WORK TO BE COMPLETED — Here the requirement is to repeat every record exactly, in full.

SUPPLIED DATA —
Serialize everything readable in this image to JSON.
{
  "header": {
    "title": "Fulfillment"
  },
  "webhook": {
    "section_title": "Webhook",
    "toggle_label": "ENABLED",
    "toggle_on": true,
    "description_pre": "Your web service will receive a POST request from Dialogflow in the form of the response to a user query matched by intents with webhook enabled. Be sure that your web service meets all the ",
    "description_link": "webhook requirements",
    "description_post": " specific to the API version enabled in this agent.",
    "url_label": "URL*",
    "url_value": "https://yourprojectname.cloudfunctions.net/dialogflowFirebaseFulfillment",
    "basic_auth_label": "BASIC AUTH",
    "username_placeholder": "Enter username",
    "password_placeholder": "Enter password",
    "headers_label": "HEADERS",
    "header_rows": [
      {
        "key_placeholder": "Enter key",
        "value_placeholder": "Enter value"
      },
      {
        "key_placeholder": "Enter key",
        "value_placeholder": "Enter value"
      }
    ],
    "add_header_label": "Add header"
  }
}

OUTPUT OF THE EXERCISE —
Serialize everything readable in this image to JSON.
{
  "header": {
    "title": "Fulfillment"
  },
  "webhook": {
    "section_title": "Webhook",
    "toggle_label": "ENABLED",
    "toggle_on": true,
    "description_pre": "Your web service will receive a POST request from Dialogflow in the form of the response to a user query matched by intents with webhook enabled. Be sure that your web service meets all the ",
    "description_link": "webhook requirements",
    "description_post": " specific to the API version enabled in this agent.",
    "url_label": "URL*",
    "url_value": "https://yourprojectname.cloudfunctions.net/dialogflowFirebaseFulfillment",
    "basic_auth_label": "BASIC AUTH",
    "username_placeholder": "Enter username",
    "password_placeholder": "Enter password",
    "headers_label": "HEADERS",
    "header_rows": [
      {
        "key_placeholder": "Enter key",
        "value_placeholder": "Enter value"
      },
      {
        "key_placeholder": "Enter key",
        "value_placeholder": "Enter value"
      }
    ],
    "add_header_label": "Add header"
  }
}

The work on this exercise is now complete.